Mon 26 Jan 2015, 12:00am–12:00pm
Tue 27 Jan 2015, 12:00am–12:00pm
Wed 28 Jan 2015, 12:00am–12:00pm
Thu 29 Jan 2015, 12:00am–12:00pm
Fri 30 Jan 2015, 12:00am–12:00pm

Where: Brookfield Place Perth, 125 St Georges Terrace, Perth CBD, Western Australia

Restrictions: All Ages

Ticket Information:

  • Admission: Free

Listed by: psquared

The tragedy of war and heartbreak of separation take centre stage in a photography exhibition showing in the Perth CBD throughout January and February.

Almost 20 years after the wars in Serbia, Croatia and Bosnia, and 13 years after the end of the conflict in Kosovo, thousands of people are still missing. This Red Cross exhibition tells the story of some of those who are unaccounted for.

The photos, by award-winning British photographer Nick Danziger, document the plight of families waiting for news of loved ones – each photograph is accompanied by a description of the missing person and their family’s search for answers.

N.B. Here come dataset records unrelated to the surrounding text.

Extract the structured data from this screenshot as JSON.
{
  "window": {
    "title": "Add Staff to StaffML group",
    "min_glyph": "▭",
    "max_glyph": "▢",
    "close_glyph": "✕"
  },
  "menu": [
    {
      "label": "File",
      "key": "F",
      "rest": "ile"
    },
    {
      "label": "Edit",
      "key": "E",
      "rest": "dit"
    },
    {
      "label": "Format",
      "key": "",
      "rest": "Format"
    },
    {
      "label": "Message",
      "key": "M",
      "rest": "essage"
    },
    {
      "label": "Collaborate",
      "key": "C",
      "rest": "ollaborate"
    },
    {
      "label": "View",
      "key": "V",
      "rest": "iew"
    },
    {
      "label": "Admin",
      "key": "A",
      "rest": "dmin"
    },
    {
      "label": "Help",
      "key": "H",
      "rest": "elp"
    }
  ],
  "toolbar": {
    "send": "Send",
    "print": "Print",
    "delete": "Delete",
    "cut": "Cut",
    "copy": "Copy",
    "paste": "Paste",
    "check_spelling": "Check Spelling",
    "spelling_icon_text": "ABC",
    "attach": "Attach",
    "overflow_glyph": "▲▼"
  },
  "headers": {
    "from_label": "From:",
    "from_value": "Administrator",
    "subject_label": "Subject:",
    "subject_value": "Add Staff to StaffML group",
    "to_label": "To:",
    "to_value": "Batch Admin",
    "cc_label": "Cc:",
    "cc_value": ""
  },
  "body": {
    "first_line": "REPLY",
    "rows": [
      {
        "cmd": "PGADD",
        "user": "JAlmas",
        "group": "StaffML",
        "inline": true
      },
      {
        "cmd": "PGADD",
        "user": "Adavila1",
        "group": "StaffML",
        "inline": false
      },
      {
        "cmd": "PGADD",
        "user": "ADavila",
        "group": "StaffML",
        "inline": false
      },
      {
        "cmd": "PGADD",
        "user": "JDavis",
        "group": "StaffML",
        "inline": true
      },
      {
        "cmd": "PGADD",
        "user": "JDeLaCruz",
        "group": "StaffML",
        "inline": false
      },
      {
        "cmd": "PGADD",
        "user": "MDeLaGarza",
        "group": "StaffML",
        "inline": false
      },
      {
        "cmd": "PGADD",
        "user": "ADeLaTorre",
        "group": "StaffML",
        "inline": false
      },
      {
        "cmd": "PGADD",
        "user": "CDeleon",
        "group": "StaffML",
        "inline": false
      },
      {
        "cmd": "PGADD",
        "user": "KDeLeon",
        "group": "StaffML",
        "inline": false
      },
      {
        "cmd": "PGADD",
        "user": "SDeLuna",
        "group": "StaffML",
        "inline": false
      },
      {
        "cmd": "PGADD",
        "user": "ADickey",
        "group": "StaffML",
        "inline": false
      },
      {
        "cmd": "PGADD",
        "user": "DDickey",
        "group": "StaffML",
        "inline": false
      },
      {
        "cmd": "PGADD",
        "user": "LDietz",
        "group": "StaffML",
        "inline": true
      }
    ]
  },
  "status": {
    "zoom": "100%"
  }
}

‘An estimated 140,000 people – a quarter of whom vanished and were reported missing by their families - lost their lives during the wars in the Balkans in the 1990s. As at last year almost 15,000 people remained unaccounted for,’ says Ms Alenka Jeram, Program Coordinator, Migration Support Programs, Australian Red Cross.

The International Committee of the Red Cross exhibition, first shown in London in 2010, is touring WA in 2015/2016.

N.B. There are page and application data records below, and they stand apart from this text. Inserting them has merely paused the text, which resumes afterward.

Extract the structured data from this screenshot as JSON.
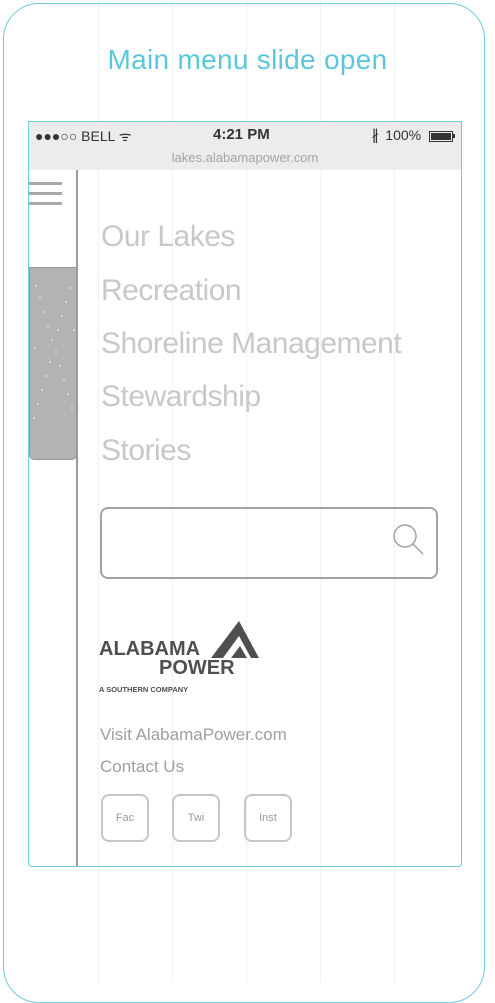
{
  "page_title": "Main menu slide open",
  "status_bar": {
    "carrier": "●●●○○ BELL ᯤ",
    "time": "4:21 PM",
    "bluetooth": "∦",
    "battery": "100%"
  },
  "url": "lakes.alabamapower.com",
  "menu": {
    "items": [
      {
        "label": "Our Lakes"
      },
      {
        "label": "Recreation"
      },
      {
        "label": "Shoreline Management"
      },
      {
        "label": "Stewardship"
      },
      {
        "label": "Stories"
      }
    ]
  },
  "search": {
    "placeholder": ""
  },
  "logo": {
    "line1": "ALABAMA",
    "line2": "POWER",
    "tagline": "A SOUTHERN COMPANY"
  },
  "links": {
    "visit": "Visit AlabamaPower.com",
    "contact": "Contact Us"
  },
  "social": [
    {
      "label": "Fac"
    },
    {
      "label": "Twi"
    },
    {
      "label": "Inst"
    }
  ],
  "colors": {
    "accent": "#5cc7dc",
    "frame": "#6fcbdb",
    "menu_text": "#c8c8c8",
    "logo_red": "#555555"
  }
}
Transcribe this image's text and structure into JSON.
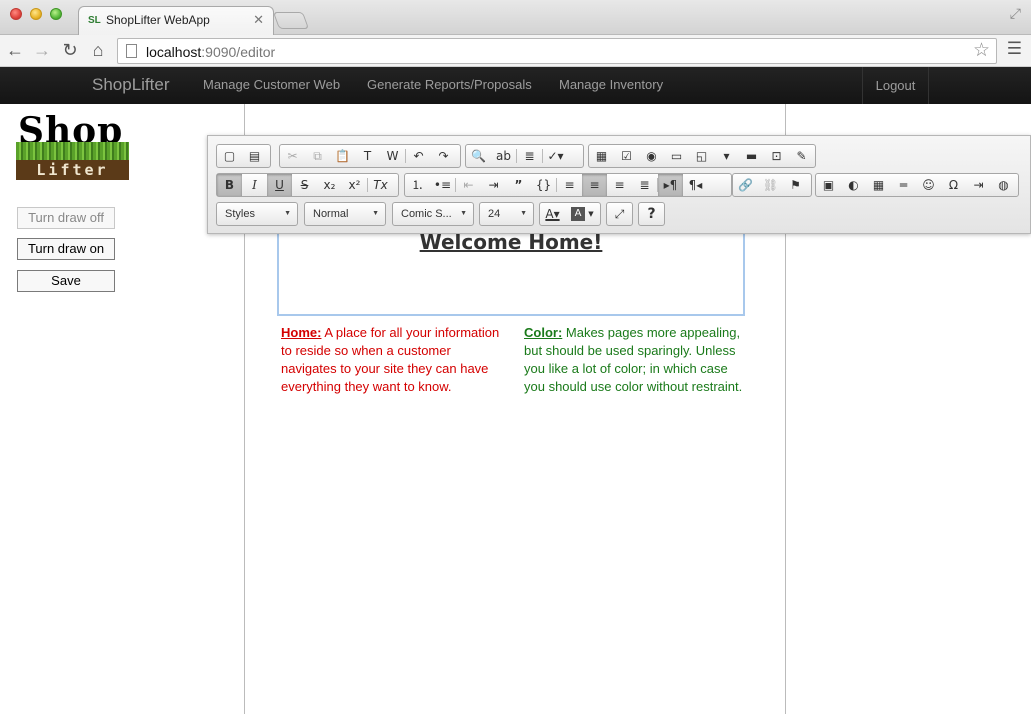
{
  "browser": {
    "tab_title": "ShopLifter WebApp",
    "url_host": "localhost",
    "url_rest": ":9090/editor"
  },
  "navbar": {
    "brand": "ShopLifter",
    "links": [
      "Manage Customer Web",
      "Generate Reports/Proposals",
      "Manage Inventory"
    ],
    "logout": "Logout"
  },
  "logo": {
    "top": "Shop",
    "bottom": "Lifter"
  },
  "sidebar": {
    "buttons": [
      "Turn draw off",
      "Turn draw on",
      "Save"
    ]
  },
  "editor": {
    "toolbar": {
      "styles": "Styles",
      "format": "Normal",
      "font": "Comic S...",
      "size": "24",
      "help": "?"
    },
    "heading": "Welcome Home!",
    "col1_label": "Home:",
    "col1_text": " A place for all your information to reside so when a customer navigates to your site they can have everything they want to know.",
    "col2_label": "Color:",
    "col2_text": " Makes pages more appealing, but should be used sparingly. Unless you like a lot of color; in which case you should use color without restraint."
  },
  "colors": {
    "navbar_bg": "#1b1b1b",
    "home_text": "#d40000",
    "color_text": "#1a7a1a",
    "editor_focus": "#a8c8ec"
  }
}
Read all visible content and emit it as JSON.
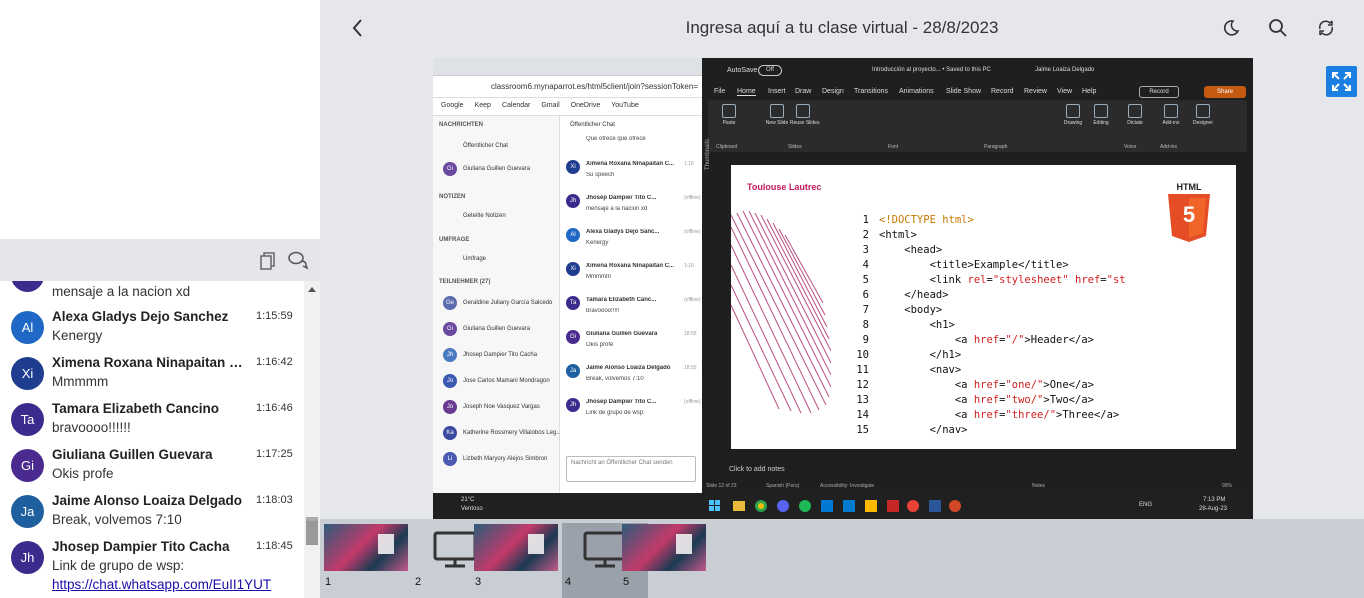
{
  "header": {
    "title": "Ingresa aquí a tu clase virtual - 28/8/2023"
  },
  "chat": {
    "partial_message": "mensaje a la nacion xd",
    "messages": [
      {
        "initials": "Al",
        "name": "Alexa Gladys Dejo Sanchez",
        "time": "1:15:59",
        "text": "Kenergy",
        "color": "#1f68c5"
      },
      {
        "initials": "Xi",
        "name": "Ximena Roxana Ninapaitan Cruzado",
        "time": "1:16:42",
        "text": "Mmmmm",
        "color": "#1f3d8f"
      },
      {
        "initials": "Ta",
        "name": "Tamara Elizabeth Cancino",
        "time": "1:16:46",
        "text": "bravoooo!!!!!!",
        "color": "#3a2b8c"
      },
      {
        "initials": "Gi",
        "name": "Giuliana Guillen Guevara",
        "time": "1:17:25",
        "text": "Okis profe",
        "color": "#4a2a8f"
      },
      {
        "initials": "Ja",
        "name": "Jaime Alonso Loaiza Delgado",
        "time": "1:18:03",
        "text": "Break, volvemos 7:10",
        "color": "#1e5fa0"
      },
      {
        "initials": "Jh",
        "name": "Jhosep Dampier Tito Cacha",
        "time": "1:18:45",
        "text": "Link de grupo de wsp:",
        "link": "https://chat.whatsapp.com/EuII1YUT",
        "color": "#3a2b8c"
      }
    ]
  },
  "shared_screen": {
    "browser": {
      "url": "classroom6.mynaparrot.es/html5client/join?sessionToken=",
      "bookmarks": [
        "Google",
        "Keep",
        "Calendar",
        "Gmail",
        "OneDrive",
        "YouTube"
      ],
      "side": {
        "messages_heading": "NACHRICHTEN",
        "public_chat": "Öffentlicher Chat",
        "private_user": "Giuliana Guillen Guevara",
        "notes_heading": "NOTIZEN",
        "shared_notes": "Geteilte Notizen",
        "poll_heading": "UMFRAGE",
        "poll": "Umfrage",
        "participants_heading": "TEILNEHMER (27)",
        "participants": [
          {
            "initials": "Ge",
            "name": "Geraldine Juliany García Salcedo",
            "color": "#5b6bb0"
          },
          {
            "initials": "Gi",
            "name": "Giuliana Guillen Guevara",
            "color": "#6a4aa0"
          },
          {
            "initials": "Jh",
            "name": "Jhosep Dampier Tito Cacha",
            "color": "#4a7ac0"
          },
          {
            "initials": "Jo",
            "name": "Jose Carlos Mamani Mondragon",
            "color": "#3a5ab0"
          },
          {
            "initials": "Jo",
            "name": "Joseph Noe Vasquez Vargas",
            "color": "#6a3a90"
          },
          {
            "initials": "Ka",
            "name": "Katherine Rossmery Villalobos Leg...",
            "color": "#3a4aa0"
          },
          {
            "initials": "Li",
            "name": "Lizbeth Maryory Alejos Simbron",
            "color": "#4a5ab0"
          }
        ]
      },
      "chat": {
        "heading": "Öffentlicher Chat",
        "top_text": "Que ofrece que ofrece",
        "items": [
          {
            "initials": "Xi",
            "name": "Ximena Roxana Ninapaitan C...",
            "time": "1:16",
            "text": "Su speech",
            "color": "#1f3d8f"
          },
          {
            "initials": "Jh",
            "name": "Jhosep Dampier Tito C...",
            "time": "(offline)",
            "text": "mensaje a la nacion xd",
            "color": "#3a2b8c"
          },
          {
            "initials": "Al",
            "name": "Alexa Gladys Dejo Sanc...",
            "time": "(offline)",
            "text": "Kenergy",
            "color": "#1f68c5"
          },
          {
            "initials": "Xi",
            "name": "Ximena Roxana Ninapaitan C...",
            "time": "1:16",
            "text": "Mmmmm",
            "color": "#1f3d8f"
          },
          {
            "initials": "Ta",
            "name": "Tamara Elizabeth Canc...",
            "time": "(offline)",
            "text": "bravoooo!!!!!",
            "color": "#3a2b8c"
          },
          {
            "initials": "Gi",
            "name": "Giuliana Guillen Guevara",
            "time": "18:55",
            "text": "Okis profe",
            "color": "#4a2a8f"
          },
          {
            "initials": "Ja",
            "name": "Jaime Alonso Loaiza Delgado",
            "time": "18:55",
            "text": "Break, volvemos 7:10",
            "color": "#1e5fa0"
          },
          {
            "initials": "Jh",
            "name": "Jhosep Dampier Tito C...",
            "time": "(offline)",
            "text": "Link de grupo de wsp:",
            "color": "#3a2b8c"
          }
        ],
        "input_placeholder": "Nachricht an Öffentlicher Chat senden"
      }
    },
    "powerpoint": {
      "autosave": "AutoSave",
      "autosave_state": "Off",
      "file_title": "Introducción al proyecto... • Saved to this PC",
      "user": "Jaime Loaiza Delgado",
      "menu": [
        "File",
        "Home",
        "Insert",
        "Draw",
        "Design",
        "Transitions",
        "Animations",
        "Slide Show",
        "Record",
        "Review",
        "View",
        "Help"
      ],
      "record_label": "Record",
      "share_label": "Share",
      "ribbon_groups": [
        "Clipboard",
        "Slides",
        "Font",
        "Paragraph",
        "Voice",
        "Add-ins"
      ],
      "ribbon_buttons": [
        "Paste",
        "New Slide",
        "Reuse Slides",
        "Drawing",
        "Editing",
        "Dictate",
        "Add-ins",
        "Designer"
      ],
      "thumbnails_label": "Thumbnails",
      "slide_title": "Toulouse Lautrec",
      "html_badge": "HTML",
      "html_number": "5",
      "code_lines": [
        "<!DOCTYPE html>",
        "<html>",
        "    <head>",
        "        <title>Example</title>",
        "        <link rel=\"stylesheet\" href=\"st",
        "    </head>",
        "    <body>",
        "        <h1>",
        "            <a href=\"/\">Header</a>",
        "        </h1>",
        "        <nav>",
        "            <a href=\"one/\">One</a>",
        "            <a href=\"two/\">Two</a>",
        "            <a href=\"three/\">Three</a>",
        "        </nav>"
      ],
      "notes_placeholder": "Click to add notes",
      "status": {
        "slide": "Slide 12 of 23",
        "language": "Spanish (Peru)",
        "accessibility": "Accessibility: Investigate",
        "notes": "Notes",
        "zoom": "99%"
      }
    },
    "taskbar": {
      "weather_temp": "21°C",
      "weather_text": "Ventoso",
      "lang": "ENG",
      "time": "7:13 PM",
      "date": "28-Aug-23"
    }
  },
  "slides": [
    {
      "number": "1",
      "type": "image"
    },
    {
      "number": "2",
      "type": "screen"
    },
    {
      "number": "3",
      "type": "image"
    },
    {
      "number": "4",
      "type": "screen",
      "active": true
    },
    {
      "number": "5",
      "type": "image"
    }
  ]
}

‘These are powerful photos, they show the strength of those still searching for their loved ones, as well as documenting the work of Red Cross and other organisations to trace the missing,’ says Ms Jeram.

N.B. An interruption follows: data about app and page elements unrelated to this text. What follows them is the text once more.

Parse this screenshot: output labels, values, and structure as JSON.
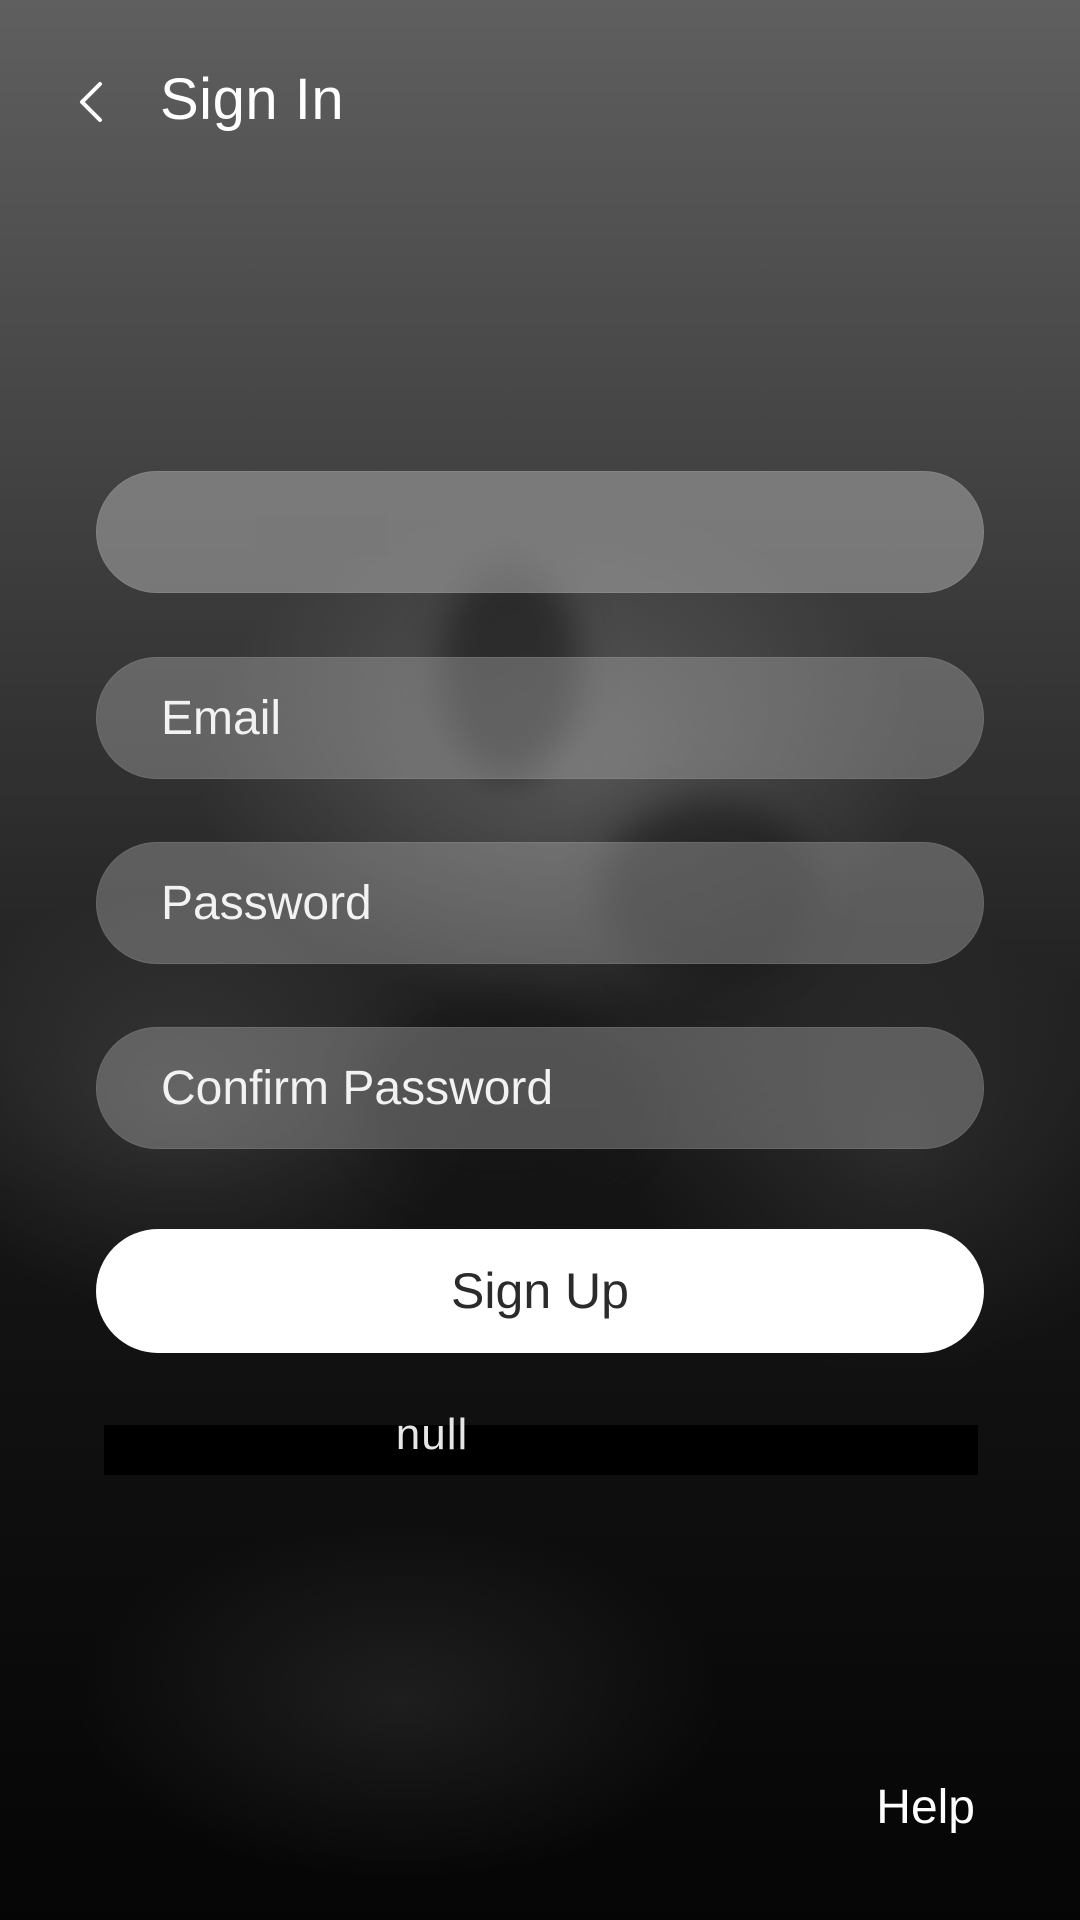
{
  "header": {
    "back_icon": "chevron-left-icon",
    "title": "Sign In"
  },
  "form": {
    "field_1": {
      "placeholder": ""
    },
    "email": {
      "placeholder": "Email"
    },
    "password": {
      "placeholder": "Password"
    },
    "confirm_password": {
      "placeholder": "Confirm Password"
    },
    "submit_label": "Sign Up"
  },
  "status": {
    "text": "null"
  },
  "footer": {
    "help_label": "Help"
  },
  "colors": {
    "button_bg": "#ffffff",
    "button_text": "#2b2b2b",
    "field_bg": "rgba(180,180,180,0.38)"
  }
}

Under international humanitarian law, authorities on all sides of a conflict have a legal duty to take every step to determine the fate of those who are missing and to pass this information on to their families. This exhibition highlights the human consequences of what happens when these rules are not respected.

Red Cross Tracing Service works across international borders to help families separated by war, conflict or disaster to re-establish contact with lost loved ones, exchange family news, and clarify the fate of the missing. It operates in 189 countries, including Australia.